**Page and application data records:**
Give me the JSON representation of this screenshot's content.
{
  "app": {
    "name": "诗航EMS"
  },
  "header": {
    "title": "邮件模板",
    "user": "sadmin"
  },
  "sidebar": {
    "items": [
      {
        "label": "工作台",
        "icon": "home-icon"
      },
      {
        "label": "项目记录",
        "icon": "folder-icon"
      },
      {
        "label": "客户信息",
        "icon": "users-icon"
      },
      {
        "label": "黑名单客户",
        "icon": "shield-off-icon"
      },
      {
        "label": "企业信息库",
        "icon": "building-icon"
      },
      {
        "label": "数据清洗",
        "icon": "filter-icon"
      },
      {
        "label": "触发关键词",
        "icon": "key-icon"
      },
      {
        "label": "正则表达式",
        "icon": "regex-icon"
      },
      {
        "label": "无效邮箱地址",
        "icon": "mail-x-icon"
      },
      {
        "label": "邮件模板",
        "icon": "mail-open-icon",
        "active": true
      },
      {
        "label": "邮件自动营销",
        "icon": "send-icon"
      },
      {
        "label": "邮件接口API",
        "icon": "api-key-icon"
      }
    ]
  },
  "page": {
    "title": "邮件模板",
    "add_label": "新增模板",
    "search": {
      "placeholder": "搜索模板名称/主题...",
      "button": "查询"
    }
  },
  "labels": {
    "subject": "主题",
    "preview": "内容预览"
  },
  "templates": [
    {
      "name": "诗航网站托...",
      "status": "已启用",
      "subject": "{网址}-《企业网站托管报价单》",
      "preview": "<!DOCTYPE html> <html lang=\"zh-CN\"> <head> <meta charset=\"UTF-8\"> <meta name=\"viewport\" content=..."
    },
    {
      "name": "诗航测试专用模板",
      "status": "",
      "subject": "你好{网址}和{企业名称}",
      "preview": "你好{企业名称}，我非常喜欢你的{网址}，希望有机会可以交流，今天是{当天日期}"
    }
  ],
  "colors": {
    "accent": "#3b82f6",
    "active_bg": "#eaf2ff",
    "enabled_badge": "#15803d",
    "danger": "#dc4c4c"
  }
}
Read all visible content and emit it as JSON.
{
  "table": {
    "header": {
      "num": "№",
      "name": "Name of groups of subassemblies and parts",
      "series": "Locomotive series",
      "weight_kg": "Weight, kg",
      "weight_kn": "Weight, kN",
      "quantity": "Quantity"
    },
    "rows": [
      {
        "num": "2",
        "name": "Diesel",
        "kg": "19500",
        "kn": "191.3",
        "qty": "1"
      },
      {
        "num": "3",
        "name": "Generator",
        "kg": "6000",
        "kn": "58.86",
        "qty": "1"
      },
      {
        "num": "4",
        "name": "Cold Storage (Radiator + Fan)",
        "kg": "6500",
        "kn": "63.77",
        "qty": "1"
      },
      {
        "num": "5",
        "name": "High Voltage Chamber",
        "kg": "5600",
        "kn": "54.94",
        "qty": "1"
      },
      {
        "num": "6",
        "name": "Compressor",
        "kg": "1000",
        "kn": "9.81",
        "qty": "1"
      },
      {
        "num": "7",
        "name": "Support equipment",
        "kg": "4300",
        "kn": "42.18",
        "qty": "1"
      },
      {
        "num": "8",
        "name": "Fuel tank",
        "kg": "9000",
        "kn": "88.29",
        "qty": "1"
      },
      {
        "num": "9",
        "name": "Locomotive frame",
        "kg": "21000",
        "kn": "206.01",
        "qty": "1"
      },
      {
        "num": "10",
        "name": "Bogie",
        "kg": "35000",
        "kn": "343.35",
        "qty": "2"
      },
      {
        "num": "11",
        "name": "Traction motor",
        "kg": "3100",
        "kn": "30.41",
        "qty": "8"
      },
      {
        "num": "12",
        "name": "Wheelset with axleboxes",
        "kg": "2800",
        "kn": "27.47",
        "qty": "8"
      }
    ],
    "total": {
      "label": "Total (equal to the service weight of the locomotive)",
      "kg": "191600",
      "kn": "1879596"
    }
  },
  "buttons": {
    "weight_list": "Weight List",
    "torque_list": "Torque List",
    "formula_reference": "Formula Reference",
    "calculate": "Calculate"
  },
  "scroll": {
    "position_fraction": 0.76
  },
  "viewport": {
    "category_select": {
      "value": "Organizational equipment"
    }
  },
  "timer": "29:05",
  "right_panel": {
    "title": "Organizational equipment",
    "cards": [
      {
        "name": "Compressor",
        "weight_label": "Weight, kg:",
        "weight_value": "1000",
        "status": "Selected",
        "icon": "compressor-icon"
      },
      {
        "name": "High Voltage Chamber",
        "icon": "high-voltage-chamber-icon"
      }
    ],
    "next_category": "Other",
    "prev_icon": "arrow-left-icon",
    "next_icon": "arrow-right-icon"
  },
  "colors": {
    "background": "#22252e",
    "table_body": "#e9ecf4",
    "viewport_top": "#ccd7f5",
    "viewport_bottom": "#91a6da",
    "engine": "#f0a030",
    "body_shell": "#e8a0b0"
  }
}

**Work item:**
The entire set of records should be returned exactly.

**Answer to the exercise:**
Give me the JSON representation of this screenshot's content.
{
  "app": {
    "name": "诗航EMS"
  },
  "header": {
    "title": "邮件模板",
    "user": "sadmin"
  },
  "sidebar": {
    "items": [
      {
        "label": "工作台",
        "icon": "home-icon"
      },
      {
        "label": "项目记录",
        "icon": "folder-icon"
      },
      {
        "label": "客户信息",
        "icon": "users-icon"
      },
      {
        "label": "黑名单客户",
        "icon": "shield-off-icon"
      },
      {
        "label": "企业信息库",
        "icon": "building-icon"
      },
      {
        "label": "数据清洗",
        "icon": "filter-icon"
      },
      {
        "label": "触发关键词",
        "icon": "key-icon"
      },
      {
        "label": "正则表达式",
        "icon": "regex-icon"
      },
      {
        "label": "无效邮箱地址",
        "icon": "mail-x-icon"
      },
      {
        "label": "邮件模板",
        "icon": "mail-open-icon",
        "active": true
      },
      {
        "label": "邮件自动营销",
        "icon": "send-icon"
      },
      {
        "label": "邮件接口API",
        "icon": "api-key-icon"
      }
    ]
  },
  "page": {
    "title": "邮件模板",
    "add_label": "新增模板",
    "search": {
      "placeholder": "搜索模板名称/主题...",
      "button": "查询"
    }
  },
  "labels": {
    "subject": "主题",
    "preview": "内容预览"
  },
  "templates": [
    {
      "name": "诗航网站托...",
      "status": "已启用",
      "subject": "{网址}-《企业网站托管报价单》",
      "preview": "<!DOCTYPE html> <html lang=\"zh-CN\"> <head> <meta charset=\"UTF-8\"> <meta name=\"viewport\" content=..."
    },
    {
      "name": "诗航测试专用模板",
      "status": "",
      "subject": "你好{网址}和{企业名称}",
      "preview": "你好{企业名称}，我非常喜欢你的{网址}，希望有机会可以交流，今天是{当天日期}"
    }
  ],
  "colors": {
    "accent": "#3b82f6",
    "active_bg": "#eaf2ff",
    "enabled_badge": "#15803d",
    "danger": "#dc4c4c"
  }
}
Read all visible content and emit it as JSON.
{
  "table": {
    "header": {
      "num": "№",
      "name": "Name of groups of subassemblies and parts",
      "series": "Locomotive series",
      "weight_kg": "Weight, kg",
      "weight_kn": "Weight, kN",
      "quantity": "Quantity"
    },
    "rows": [
      {
        "num": "2",
        "name": "Diesel",
        "kg": "19500",
        "kn": "191.3",
        "qty": "1"
      },
      {
        "num": "3",
        "name": "Generator",
        "kg": "6000",
        "kn": "58.86",
        "qty": "1"
      },
      {
        "num": "4",
        "name": "Cold Storage (Radiator + Fan)",
        "kg": "6500",
        "kn": "63.77",
        "qty": "1"
      },
      {
        "num": "5",
        "name": "High Voltage Chamber",
        "kg": "5600",
        "kn": "54.94",
        "qty": "1"
      },
      {
        "num": "6",
        "name": "Compressor",
        "kg": "1000",
        "kn": "9.81",
        "qty": "1"
      },
      {
        "num": "7",
        "name": "Support equipment",
        "kg": "4300",
        "kn": "42.18",
        "qty": "1"
      },
      {
        "num": "8",
        "name": "Fuel tank",
        "kg": "9000",
        "kn": "88.29",
        "qty": "1"
      },
      {
        "num": "9",
        "name": "Locomotive frame",
        "kg": "21000",
        "kn": "206.01",
        "qty": "1"
      },
      {
        "num": "10",
        "name": "Bogie",
        "kg": "35000",
        "kn": "343.35",
        "qty": "2"
      },
      {
        "num": "11",
        "name": "Traction motor",
        "kg": "3100",
        "kn": "30.41",
        "qty": "8"
      },
      {
        "num": "12",
        "name": "Wheelset with axleboxes",
        "kg": "2800",
        "kn": "27.47",
        "qty": "8"
      }
    ],
    "total": {
      "label": "Total (equal to the service weight of the locomotive)",
      "kg": "191600",
      "kn": "1879596"
    }
  },
  "buttons": {
    "weight_list": "Weight List",
    "torque_list": "Torque List",
    "formula_reference": "Formula Reference",
    "calculate": "Calculate"
  },
  "scroll": {
    "position_fraction": 0.76
  },
  "viewport": {
    "category_select": {
      "value": "Organizational equipment"
    }
  },
  "timer": "29:05",
  "right_panel": {
    "title": "Organizational equipment",
    "cards": [
      {
        "name": "Compressor",
        "weight_label": "Weight, kg:",
        "weight_value": "1000",
        "status": "Selected",
        "icon": "compressor-icon"
      },
      {
        "name": "High Voltage Chamber",
        "icon": "high-voltage-chamber-icon"
      }
    ],
    "next_category": "Other",
    "prev_icon": "arrow-left-icon",
    "next_icon": "arrow-right-icon"
  },
  "colors": {
    "background": "#22252e",
    "table_body": "#e9ecf4",
    "viewport_top": "#ccd7f5",
    "viewport_bottom": "#91a6da",
    "engine": "#f0a030",
    "body_shell": "#e8a0b0"
  }
}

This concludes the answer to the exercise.